By eating adequately and treating yourself kindly, you will develop a healthy relationship with food and yourself. You will nourish your body and mind with what they need and deserve. You will heal your wounds and scars from binge eating and dieting. You will build your confidence and self-esteem. You will enhance your happiness and well-being.
The Benefits and Challenges of Brain Over Binge
What are the advantages of following Brain Over Binge?
What are the advantages of following Brain Over Binge?
Brain Over Binge has many advantages over other methods of treating binge eating disorders. Some of the main advantages are:
It is simple and straightforward. You don't need to learn complicated theories or techniques. You just need to understand the basic concepts and principles of Brain Over Binge and apply them consistently.
It is effective and fast. You don't need to spend months or years in therapy or counseling. You can start seeing results in a matter of days or weeks. You can stop binge eating for good in a matter of months.
It is empowering and liberating. You don't need to rely on anyone or anything else to stop binge eating. You have the power and the freedom to choose your own behavior and change your own brain. You are the master of your own destiny.
It is flexible and adaptable. You don't need to follow a rigid plan or schedule. You can adapt Brain Over Binge to your own preferences and circumstances. You can use it anytime, anywhere, and with any type of food.
It is holistic and sustainable. You don't need to sacrifice any aspect of your health or happiness to stop binge eating. You can improve your physical, mental, and emotional well-being at the same time. You can enjoy food and life without fear or guilt.
Brain Over Binge is not a miracle cure or a magic bullet. It is not a one-size-fits-all solution or a quick fix. It is not a guarantee of success or a promise of perfection. It is a practical and realistic approach that can help you overcome binge eating and live a better life.
What are the potential drawbacks or difficulties of Brain Over Binge?
Brain Over Binge is not without its challenges or limitations. Some of the potential drawbacks or difficulties of following this approach are:
It requires commitment and consistency. You need to be willing and able to apply Brain Over Binge every time you have a binge urge, no matter how strong or frequent they are. You need to be persistent and patient until your binge urges disappear completely.
It requires courage and confidence. You need to be brave and confident enough to face your binge urges head-on, without avoiding them or escaping from them. You need to be bold and assertive enough to dismiss your binge urges, without giving in to them or negotiating with them.
It requires awareness and attention. You need to be aware and attentive enough to recognize your binge urges as soon as they arise, without ignoring them or denying them. You need to be mindful and focused enough to dismiss your binge urges as soon as you notice them, without distracting yourself or procrastinating.

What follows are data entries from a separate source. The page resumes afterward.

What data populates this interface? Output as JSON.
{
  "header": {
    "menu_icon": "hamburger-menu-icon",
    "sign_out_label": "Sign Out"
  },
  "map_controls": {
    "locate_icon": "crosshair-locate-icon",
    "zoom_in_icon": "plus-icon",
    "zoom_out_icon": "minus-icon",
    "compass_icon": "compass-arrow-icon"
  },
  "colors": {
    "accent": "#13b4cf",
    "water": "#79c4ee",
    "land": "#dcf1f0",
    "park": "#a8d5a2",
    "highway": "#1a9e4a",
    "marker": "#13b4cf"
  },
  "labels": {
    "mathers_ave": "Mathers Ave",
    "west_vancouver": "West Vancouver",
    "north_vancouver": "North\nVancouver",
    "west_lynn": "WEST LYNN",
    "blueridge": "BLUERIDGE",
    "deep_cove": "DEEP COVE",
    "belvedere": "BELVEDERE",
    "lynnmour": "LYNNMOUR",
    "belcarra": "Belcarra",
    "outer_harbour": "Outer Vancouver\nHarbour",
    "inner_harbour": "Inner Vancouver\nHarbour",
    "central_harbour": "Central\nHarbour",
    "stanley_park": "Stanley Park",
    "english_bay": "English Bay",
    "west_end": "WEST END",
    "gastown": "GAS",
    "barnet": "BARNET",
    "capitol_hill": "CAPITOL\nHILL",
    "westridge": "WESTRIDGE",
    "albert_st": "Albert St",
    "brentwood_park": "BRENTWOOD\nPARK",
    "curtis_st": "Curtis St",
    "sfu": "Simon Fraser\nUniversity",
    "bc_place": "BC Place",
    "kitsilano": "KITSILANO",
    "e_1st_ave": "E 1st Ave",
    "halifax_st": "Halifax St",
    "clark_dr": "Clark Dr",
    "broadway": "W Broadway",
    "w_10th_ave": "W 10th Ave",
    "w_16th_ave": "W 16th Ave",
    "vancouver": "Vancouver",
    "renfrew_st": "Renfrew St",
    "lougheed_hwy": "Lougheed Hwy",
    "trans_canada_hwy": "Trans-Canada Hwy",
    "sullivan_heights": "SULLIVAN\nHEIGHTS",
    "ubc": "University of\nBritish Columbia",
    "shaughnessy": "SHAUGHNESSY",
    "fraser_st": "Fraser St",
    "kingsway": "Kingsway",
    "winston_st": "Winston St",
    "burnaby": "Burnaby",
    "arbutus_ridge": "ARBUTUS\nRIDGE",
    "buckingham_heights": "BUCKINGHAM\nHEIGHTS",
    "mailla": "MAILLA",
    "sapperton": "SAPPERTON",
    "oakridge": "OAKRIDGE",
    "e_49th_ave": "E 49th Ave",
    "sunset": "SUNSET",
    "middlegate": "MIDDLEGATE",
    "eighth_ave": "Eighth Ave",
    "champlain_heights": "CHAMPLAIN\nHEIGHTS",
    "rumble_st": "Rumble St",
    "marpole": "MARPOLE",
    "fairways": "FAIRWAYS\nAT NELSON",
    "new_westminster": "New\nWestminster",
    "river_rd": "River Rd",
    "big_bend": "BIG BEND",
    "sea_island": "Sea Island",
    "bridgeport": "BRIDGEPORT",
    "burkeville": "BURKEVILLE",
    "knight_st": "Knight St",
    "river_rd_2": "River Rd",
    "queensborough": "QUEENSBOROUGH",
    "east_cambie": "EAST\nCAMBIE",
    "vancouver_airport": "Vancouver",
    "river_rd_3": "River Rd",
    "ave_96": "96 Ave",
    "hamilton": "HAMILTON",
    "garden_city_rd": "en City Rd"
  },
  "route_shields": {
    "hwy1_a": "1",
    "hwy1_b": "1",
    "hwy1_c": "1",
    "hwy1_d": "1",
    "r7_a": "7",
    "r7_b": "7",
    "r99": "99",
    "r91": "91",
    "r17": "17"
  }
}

It requires support and resources. You might need some help and guidance from others who have followed Brain Over Binge or who understand its principles. You might also need some information and tools from books, websites, podcasts, blogs, or cour